▸ Data excerpts:

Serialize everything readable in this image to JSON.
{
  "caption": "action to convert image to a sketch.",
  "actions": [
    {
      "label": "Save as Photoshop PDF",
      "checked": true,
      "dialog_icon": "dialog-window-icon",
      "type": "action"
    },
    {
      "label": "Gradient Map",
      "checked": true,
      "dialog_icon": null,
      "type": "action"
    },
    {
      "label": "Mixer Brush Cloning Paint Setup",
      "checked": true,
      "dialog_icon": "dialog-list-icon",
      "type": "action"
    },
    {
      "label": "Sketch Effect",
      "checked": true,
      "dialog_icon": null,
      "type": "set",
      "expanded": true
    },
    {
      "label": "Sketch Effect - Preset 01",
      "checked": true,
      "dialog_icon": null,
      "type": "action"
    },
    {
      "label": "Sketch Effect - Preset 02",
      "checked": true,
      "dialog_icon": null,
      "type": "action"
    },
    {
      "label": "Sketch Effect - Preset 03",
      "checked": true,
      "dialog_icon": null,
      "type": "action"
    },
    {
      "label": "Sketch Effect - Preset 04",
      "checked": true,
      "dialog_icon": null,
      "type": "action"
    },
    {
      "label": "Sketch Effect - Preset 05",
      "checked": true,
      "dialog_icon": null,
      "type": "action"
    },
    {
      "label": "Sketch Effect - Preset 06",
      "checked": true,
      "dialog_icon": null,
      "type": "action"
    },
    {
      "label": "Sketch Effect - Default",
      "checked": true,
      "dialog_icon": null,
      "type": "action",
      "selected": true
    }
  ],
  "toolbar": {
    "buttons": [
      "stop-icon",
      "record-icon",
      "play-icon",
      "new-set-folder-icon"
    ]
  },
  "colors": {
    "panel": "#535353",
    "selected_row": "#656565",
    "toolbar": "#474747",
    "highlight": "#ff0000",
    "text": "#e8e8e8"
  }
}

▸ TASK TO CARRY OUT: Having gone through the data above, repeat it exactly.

▸ OUTPUT OF THE EXERCISE:
Serialize everything readable in this image to JSON.
{
  "caption": "action to convert image to a sketch.",
  "actions": [
    {
      "label": "Save as Photoshop PDF",
      "checked": true,
      "dialog_icon": "dialog-window-icon",
      "type": "action"
    },
    {
      "label": "Gradient Map",
      "checked": true,
      "dialog_icon": null,
      "type": "action"
    },
    {
      "label": "Mixer Brush Cloning Paint Setup",
      "checked": true,
      "dialog_icon": "dialog-list-icon",
      "type": "action"
    },
    {
      "label": "Sketch Effect",
      "checked": true,
      "dialog_icon": null,
      "type": "set",
      "expanded": true
    },
    {
      "label": "Sketch Effect - Preset 01",
      "checked": true,
      "dialog_icon": null,
      "type": "action"
    },
    {
      "label": "Sketch Effect - Preset 02",
      "checked": true,
      "dialog_icon": null,
      "type": "action"
    },
    {
      "label": "Sketch Effect - Preset 03",
      "checked": true,
      "dialog_icon": null,
      "type": "action"
    },
    {
      "label": "Sketch Effect - Preset 04",
      "checked": true,
      "dialog_icon": null,
      "type": "action"
    },
    {
      "label": "Sketch Effect - Preset 05",
      "checked": true,
      "dialog_icon": null,
      "type": "action"
    },
    {
      "label": "Sketch Effect - Preset 06",
      "checked": true,
      "dialog_icon": null,
      "type": "action"
    },
    {
      "label": "Sketch Effect - Default",
      "checked": true,
      "dialog_icon": null,
      "type": "action",
      "selected": true
    }
  ],
  "toolbar": {
    "buttons": [
      "stop-icon",
      "record-icon",
      "play-icon",
      "new-set-folder-icon"
    ]
  },
  "colors": {
    "panel": "#535353",
    "selected_row": "#656565",
    "toolbar": "#474747",
    "highlight": "#ff0000",
    "text": "#e8e8e8"
  }
}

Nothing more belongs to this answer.